Pepi I was the third king of the 6th dynasty and commissioned the building of a complex at Saqqara for his funerary cult. One of the most notable works of art associated with Pepi I is the Kneeling Statuette of Pepy I, depicting the king offering nu-pots. It is a finely detailed piece of ancient Egyptian art that showcases the skill of the sculptor. The statue’s purpose was to serve as an image of the king offering holy water to the gods during his funerary ceremonies.
In addition to the Kneeling Statuette, Pepi I also left behind a large copper statue of himself, which is currently housed at the Egyptian Museum in Cairo. This statue is a testimony to Pepi I’s wealth and power as pharaoh.
During Pepi I’s reign, the power of the nomarchs grew leading to the decline of the Old Kingdom. Despite this instability, the art of ancient Egypt was still remarkably consistent in its style and motifs. Ancient Egyptian art is best understood from the viewpoint of the ancient Egyptians, who valued order, balance, and continuity.
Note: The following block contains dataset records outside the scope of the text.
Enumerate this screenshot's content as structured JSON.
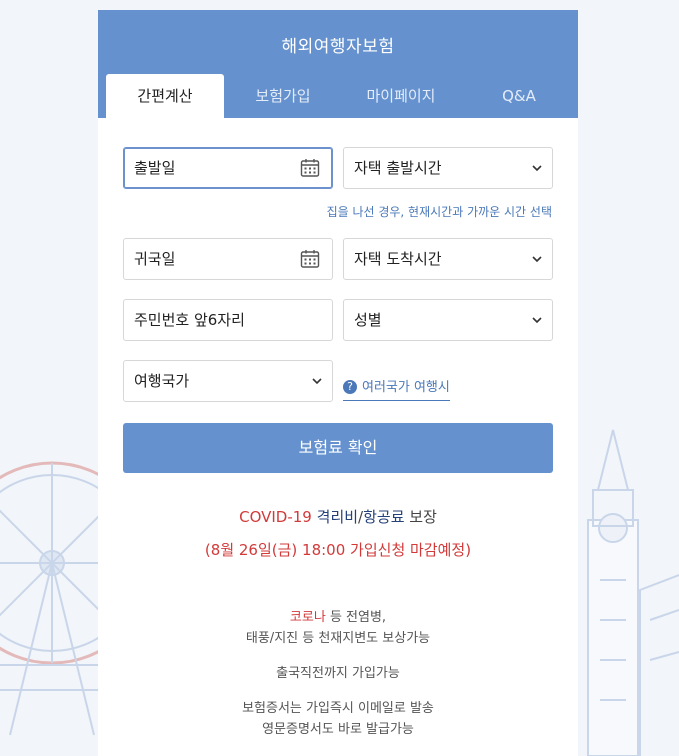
{
  "header": {
    "title": "해외여행자보험"
  },
  "tabs": [
    {
      "label": "간편계산"
    },
    {
      "label": "보험가입"
    },
    {
      "label": "마이페이지"
    },
    {
      "label": "Q&A"
    }
  ],
  "form": {
    "depart_date_placeholder": "출발일",
    "depart_time": "자택 출발시간",
    "hint": "집을 나선 경우, 현재시간과 가까운 시간 선택",
    "return_date_placeholder": "귀국일",
    "arrive_time": "자택 도착시간",
    "rrn_placeholder": "주민번호 앞6자리",
    "gender": "성별",
    "country": "여행국가",
    "multi_country_link": "여러국가 여행시",
    "submit": "보험료 확인"
  },
  "promo": {
    "covid": "COVID-19",
    "isolation": "격리비",
    "slash": "/",
    "airfare": "항공료",
    "coverage": "보장",
    "deadline": "(8월 26일(금) 18:00 가입신청 마감예정)"
  },
  "notes": {
    "corona": "코로나",
    "line1_rest": "등 전염병,",
    "line2": "태풍/지진 등 천재지변도 보상가능",
    "line3": "출국직전까지 가입가능",
    "line4": "보험증서는 가입즉시 이메일로 발송",
    "line5": "영문증명서도 바로 발급가능"
  },
  "colors": {
    "accent": "#6592cf",
    "red": "#d23a3a",
    "link": "#4a78b8"
  }
}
To modern viewers, it can appear formal and abstract, but when viewed within the cultural and historical context, ancient Egyptian art reveals deep spiritual and religious significance.